HAMAR, Norway -- They have the best seats in the arena.
They are poised on risers above the dasher boards. They are armed with pads, papers and computer terminals. And they make decisions that lead to triumph or heartbreak.
These are the skating judges, men and women whose subjective views are translated into hard numbers.
And tonight, when Nancy Kerrigan meets Tonya Harding and 25 other skaters in the women's technical program at the Winter Olympics, the nine judges will be on trial.
Can they fairly judge Harding, who was implicated in the plot to injure Kerrigan?
"You bet," said Claire Ferguson, president of the U.S. Figure Skating Association. "You have to put everything out of your mind and concentrate on just skating. It has to be done. And it will be."
But just to make sure the nine-member panel is not influenced by events outside the arena, International Skating Union officials called the group together yesterday. And the judges were told -- specifically in the case of Harding -- to judge the skating and not the skater's alleged misdeeds.
"There are so many people looking at the judging," said Scott Hamilton, the 1984 Olympic men's champion. "The judges will concentrate on putting out the marks. It will be the best-judged event ever."
Figure skating judging has always been filled with tales of political deal-making and conflicts of interest.
During the height of the Cold War in the 1960s and early 1970s, judging scandals were common, as those from the East and West blocs lined up into different camps.

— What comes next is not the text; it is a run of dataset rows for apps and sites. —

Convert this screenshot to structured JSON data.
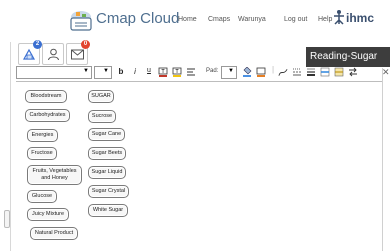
{
  "header": {
    "brand": "Cmap Cloud",
    "nav": [
      "Home",
      "Cmaps",
      "Warunya",
      "Log out",
      "Help"
    ],
    "partner_logo": "ihmc"
  },
  "tabs": [
    {
      "icon": "concept-map-icon",
      "badge": "2",
      "badge_color": "#3b6fd1"
    },
    {
      "icon": "user-icon",
      "badge": "",
      "badge_color": ""
    },
    {
      "icon": "mail-icon",
      "badge": "0",
      "badge_color": "#e2452f"
    }
  ],
  "tooltip": {
    "text": "Reading-Sugar"
  },
  "toolbar": {
    "font_select_value": "",
    "size_select_value": "",
    "bold": "b",
    "italic": "i",
    "underline": "u",
    "pad_label": "Pad:",
    "pad_value": ""
  },
  "concepts": {
    "left": [
      "Bloodstream",
      "Carbohydrates",
      "Energies",
      "Fructose",
      "Fruits, Vegetables and Honey",
      "Glucose",
      "Juicy Mixture",
      "Natural Product"
    ],
    "right": [
      "SUGAR",
      "Sucrose",
      "Sugar Cane",
      "Sugar Beets",
      "Sugar Liquid",
      "Sugar Crystal",
      "White Sugar"
    ]
  },
  "colors": {
    "brand_text": "#4f6f8f",
    "tooltip_bg": "#3d3d3d",
    "node_border": "#7b7b7b"
  }
}
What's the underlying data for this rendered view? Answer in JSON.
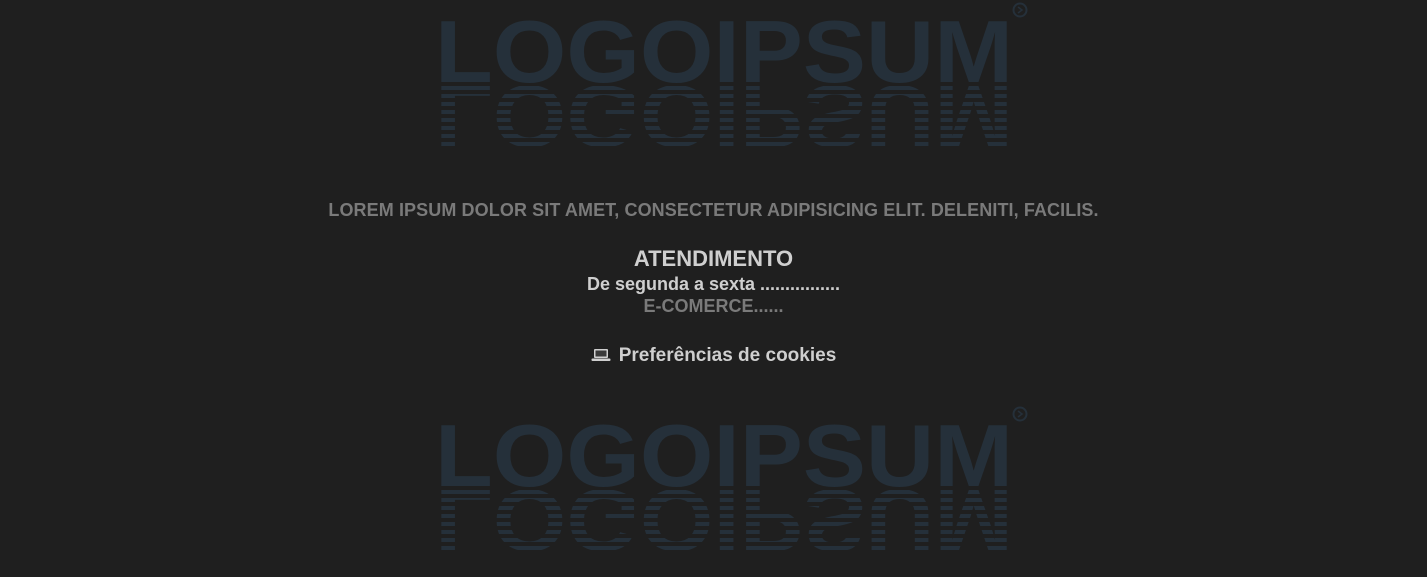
{
  "logo": {
    "text": "LOGOIPSUM",
    "color": "#25303a"
  },
  "footer": {
    "tagline": "LOREM IPSUM DOLOR SIT AMET, CONSECTETUR ADIPISICING ELIT. DELENITI, FACILIS.",
    "atendimento_title": "ATENDIMENTO",
    "atendimento_hours": "De segunda a sexta ................",
    "ecommerce": "E-COMERCE......",
    "cookies_label": "Preferências de cookies",
    "cookies_icon": "laptop-icon"
  },
  "colors": {
    "background": "#1f1f1f",
    "text_light": "#cfcfcf",
    "text_muted": "#7a7a7a"
  }
}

Even at these Olympics, the judges have been embroiled in brush-fire controversies: the demotion from first to third of British ice dancers Jayne Torvill and Christopher Dean and a tough call in the pairs competition.
"The whole sport is in the eye of the beholder," said Ben Wright, a former member of the ISU's technical committee. "We have gone a long way to improve judging," he said. "The sport is in evolution. It changes. And so do the judges."
The judges are the sport's ultimate amateurs, volunteers who earn only 500 Swiss francs (about $350) a competition for expenses.
The composition of the international panels is based on the results from the previous year's World Championships. The top 10 nations in each of the events earn their countries' judging slots. One nation is then eliminated by lot, leaving the nine-member juries.
There is an interesting cast set to judge the women.
Ukraine's Alfred Korytek has links to skater Oksana Baiul -- his son was the 16-year-old phenom's first coach.
And Germany's Jan Hoffman was taught by Jutta Muller, who now coaches Katarina Witt.
The United States is represented by Margaret A. Wier.
"Of course they can judge this event," said Charles A. DeMore, a U.S. member on the ISU technical committee. "When you judge, you put aside all of your past references. You judge what you see on the ice."
The judges punch up their computers and provide marks for technical merit and artistry on a scale of 0 to 6. They are looking for more than beauty. They may not admit it, but they do count the jumps, they closely observe the edge of the skater's blades on ice and they gauge style.
"They are trained to do a job," DeMore said.
In Norway, the judges have consistently favored the classical, balletic skaters, over the jumpers. If that form holds true, then a skater like Kerrigan, whose reputation is built on her graceful lines, has an advantage over the more athletic Harding.
But if either falls or slips in the technical program, their gold-medal hopes will vanish.
"There are eight or 10 skaters who can win this event," Hamilton said.
Including Harding, who has been implicated by her ex-husband in a scandal that has rocked the sport.
Can the judges be fair?
"They have to," said Canadian coach Louis Stong. "Tonya Harding is just a skater. She is going to do the skating tricks. If she does them, you mark her up. If she doesn't, you mark her down. The judges have to do that. And they will."
%Wendy Utley, Great Britain
Jan Olesinski, Poland
Jarmila Portova, Czech Republic
Alfred Korytek, Ukraine
Jiasheng Yang, China
Margaret Wier, USA
Noriko Shirota, Japan
Audrey Williams, Canada
Jan Hoffman, Germany
Referee: Britta Lindgren, Sweden
Assistant referee: Gerhardt Bubnik, Austria
How national allocation of judges is determined
A pool of 10 countries was created according to the results of the women's event at the 1993 World Championships. No country can have more than one judge, even if it had more than one skater in the top 10. From the 10, a blind draw was held for the nine Olympic positions.
How judges are selected
Each judge first worked his or her way up to national judge, which takes up to 10 years in the United States. After that, a person who judges two national championships in a three-year period can be nominated by his or her country to be an international competition judge, of which there are a fixed number worldwide. After three years at that level, the judge can be nominated to take the examination as an international championship judge, able to judge events such as the Olympics and World Championships. There are also a fixed number of championship judges. An international championship judge must stop judging after age 70.